top of page
Search

The Power of Asking for Help


One thing we define as courage is the ability to do it alone. Here in West Texas, we pride ourselves on our rugged individualism and our “can do” attitude. It’s something that’s looked upon as a great strength, and it is. However, it can also be a great weakness.

One thing I experienced being a know-it-all was never having the courage to ask someone for help. I believed that, in some way, asking for help would expose me as a poser, or as weak and needing help. I knew I didn’t have all the answers, and it made me feel like I wasn’t enough. But guess what? I’m not supposed to be enough.

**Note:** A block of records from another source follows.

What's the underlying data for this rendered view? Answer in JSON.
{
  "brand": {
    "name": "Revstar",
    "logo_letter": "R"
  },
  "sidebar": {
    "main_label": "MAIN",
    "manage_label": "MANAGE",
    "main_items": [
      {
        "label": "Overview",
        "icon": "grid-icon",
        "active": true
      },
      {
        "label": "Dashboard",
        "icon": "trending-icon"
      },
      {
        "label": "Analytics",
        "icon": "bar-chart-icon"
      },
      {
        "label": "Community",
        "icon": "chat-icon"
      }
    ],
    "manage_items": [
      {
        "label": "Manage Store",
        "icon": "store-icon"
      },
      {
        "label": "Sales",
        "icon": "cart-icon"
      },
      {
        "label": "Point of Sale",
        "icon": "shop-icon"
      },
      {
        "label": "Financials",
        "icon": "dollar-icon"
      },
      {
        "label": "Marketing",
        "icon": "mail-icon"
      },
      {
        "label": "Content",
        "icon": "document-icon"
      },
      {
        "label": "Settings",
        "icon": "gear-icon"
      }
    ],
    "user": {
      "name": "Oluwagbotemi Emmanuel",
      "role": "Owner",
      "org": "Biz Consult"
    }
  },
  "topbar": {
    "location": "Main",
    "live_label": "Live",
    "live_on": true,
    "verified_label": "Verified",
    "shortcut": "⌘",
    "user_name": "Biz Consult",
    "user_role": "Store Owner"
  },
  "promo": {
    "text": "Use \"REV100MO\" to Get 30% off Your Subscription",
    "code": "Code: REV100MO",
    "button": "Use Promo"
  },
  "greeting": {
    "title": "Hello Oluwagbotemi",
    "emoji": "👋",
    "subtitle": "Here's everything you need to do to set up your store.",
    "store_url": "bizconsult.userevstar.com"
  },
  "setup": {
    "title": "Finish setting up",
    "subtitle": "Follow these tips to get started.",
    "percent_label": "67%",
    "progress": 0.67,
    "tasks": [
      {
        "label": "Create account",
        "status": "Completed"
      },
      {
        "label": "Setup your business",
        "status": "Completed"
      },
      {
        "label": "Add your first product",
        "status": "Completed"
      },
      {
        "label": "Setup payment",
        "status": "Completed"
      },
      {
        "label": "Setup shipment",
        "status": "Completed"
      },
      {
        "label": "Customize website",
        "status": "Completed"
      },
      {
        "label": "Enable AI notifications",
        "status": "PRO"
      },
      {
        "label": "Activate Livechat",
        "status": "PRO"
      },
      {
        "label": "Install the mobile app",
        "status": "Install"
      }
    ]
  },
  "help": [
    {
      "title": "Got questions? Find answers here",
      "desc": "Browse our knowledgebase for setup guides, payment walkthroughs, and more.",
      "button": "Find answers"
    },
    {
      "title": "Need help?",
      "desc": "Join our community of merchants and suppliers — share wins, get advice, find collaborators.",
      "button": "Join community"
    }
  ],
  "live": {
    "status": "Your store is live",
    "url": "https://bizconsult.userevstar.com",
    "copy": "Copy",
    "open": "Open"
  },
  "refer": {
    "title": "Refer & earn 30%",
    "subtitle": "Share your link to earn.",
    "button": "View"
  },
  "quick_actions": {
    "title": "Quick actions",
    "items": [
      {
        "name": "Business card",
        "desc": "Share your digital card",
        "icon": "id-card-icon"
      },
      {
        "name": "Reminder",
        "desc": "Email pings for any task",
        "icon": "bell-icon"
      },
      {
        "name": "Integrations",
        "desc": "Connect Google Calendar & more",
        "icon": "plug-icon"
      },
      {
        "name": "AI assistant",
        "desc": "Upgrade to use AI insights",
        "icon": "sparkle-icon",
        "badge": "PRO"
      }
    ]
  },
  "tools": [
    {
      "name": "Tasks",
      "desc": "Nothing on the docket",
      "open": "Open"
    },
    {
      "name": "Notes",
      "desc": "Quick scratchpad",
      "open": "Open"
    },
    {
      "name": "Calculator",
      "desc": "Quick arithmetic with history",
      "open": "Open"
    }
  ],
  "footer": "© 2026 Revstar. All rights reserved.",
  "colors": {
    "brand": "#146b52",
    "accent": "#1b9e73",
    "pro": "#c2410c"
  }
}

We were created to live in community with one another. I’ve been learning that asking for help is living your true self, and I came to that realization from reading the book, Who Not How by Dan Sullivan and Benjamin Hardy. This book introduced me to understanding the concept behind what Simon Sinek said in his viral LinkedIn post, “Asking for help is an act of service. Don’t deny the people around you the honor of being there to support you.”

Isn’t that powerful? When we refuse to ask for help and insist on doing things alone because we think that’s true power and freedom, we’re actually hindering those around us from fulfilling their own purpose.

 

Because we’re created to do life together, when we ask for help, we are living a life that’s expanding—and expanding is compounding.

 

Think about how it feels when you help someone—that particular feeling of joy and fulfillment is unique. Imagine if everyone could do everything themselves, with no help from anyone… we’d never get to feel that joy! By doing it alone, we can’t fulfill our life’s purpose. Because we’re created to do life together, when we ask for help, we are living a life that’s expanding—and expanding is compounding.


The power of asking for help is actually part of the equation of the law of compounding. When two people with unique abilities each work together on one problem, the results haven’t just been doubled, they’ve been exponentially multiplied. That’s because those two people, who each have their own strengths, share ideas with one another and come to conclusions and solutions that neither would have ever thought of individually. It unlocks an entirely different set of ideas.


Honoring people by asking for their help is living as a person who helps others live their purpose.

11 views0 comments

Recent Posts

See All

Comments


bottom of page